During the last hot humid days of September, 2007, after having scouted several natural areas over the preceding months, I was rewarded with a nice, albeit very small batch of wild grapes from which I would make my first gallon of wild grape wine.
If you have ever picked wild grapes to make jam, jelly or in my case wine, you'll appreciate the effort it takes. Unlike their trained cousins growing on a chest-high trellis ready for easy picking these tiny, wild rascals grow on old fences, bushes, and climb into the heights of nearby trees. Not easy to find. Not easy to pick. Add to that the mosquitoes, briers, and poison ivy -- now we're talking fun!
Seriously though, making wine from wild grapes is satisfying - both in terms of the amount of effort required and the wine made/consumed. The fact IS not many folks take the time to make wild grape wine. I remember when we bottled those first few bottles of Wild Grape wine last year and after sampling a bit I was shocked...shocked by how good and earthy it was.
Early last summer, my brother drove the 1,100 miles from Maryland for a visit with us (he was here for a crush party too - of fresh grapes from Chile). Later that night I opened the first bottle (of 5) of our Wild Grape and we sat on in our 3-season porch on a pleasantly warm evening and sampled the wine (13.5% alc). Just like I remembered -- yummy! By bottles end it was about time for bed.
After the Eastern Iowa floods of 2008 we scoured the landscape for wild grapes, but many of the locations we had from the year before were inundated with water and did not produce grapes this year. With the help of a friend, he led us to his fathers house south of Des Moines where we were to harvest wild plums...instead we found a good supply of wild grapes. We ended up harvesting over 26 pounds (post stemming) and placed the grapes into my freezer to wait until winter to begin fermentation. So today, on a -8F sunny Saturday, we freed the wild grapes to begin thawing.

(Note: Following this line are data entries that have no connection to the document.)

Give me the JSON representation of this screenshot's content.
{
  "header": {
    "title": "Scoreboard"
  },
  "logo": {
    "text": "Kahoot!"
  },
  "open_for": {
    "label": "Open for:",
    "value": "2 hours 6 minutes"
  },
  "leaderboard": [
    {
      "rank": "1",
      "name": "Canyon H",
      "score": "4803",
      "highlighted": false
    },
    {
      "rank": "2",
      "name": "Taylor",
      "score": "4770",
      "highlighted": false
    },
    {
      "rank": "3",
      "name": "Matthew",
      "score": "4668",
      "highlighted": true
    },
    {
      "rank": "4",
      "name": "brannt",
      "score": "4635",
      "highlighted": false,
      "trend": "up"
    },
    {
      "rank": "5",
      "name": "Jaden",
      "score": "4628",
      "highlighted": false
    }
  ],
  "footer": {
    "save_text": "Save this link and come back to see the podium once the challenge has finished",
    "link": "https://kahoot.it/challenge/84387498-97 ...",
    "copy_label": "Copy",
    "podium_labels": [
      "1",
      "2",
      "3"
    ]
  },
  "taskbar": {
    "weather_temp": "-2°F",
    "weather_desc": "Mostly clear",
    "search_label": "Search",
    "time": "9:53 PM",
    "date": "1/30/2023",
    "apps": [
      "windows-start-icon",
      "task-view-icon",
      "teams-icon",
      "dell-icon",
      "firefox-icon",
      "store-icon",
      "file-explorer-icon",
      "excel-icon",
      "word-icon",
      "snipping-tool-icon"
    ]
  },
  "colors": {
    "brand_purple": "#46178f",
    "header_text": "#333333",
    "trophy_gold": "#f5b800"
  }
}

In a day or so (when the must is warmed enough) we'll introduce the yeast and wait for the onset of fermentation.
I'm excited about working with these grapes and feel grateful I can borrow from the natural areas of Iowa and craft a truly unique wine.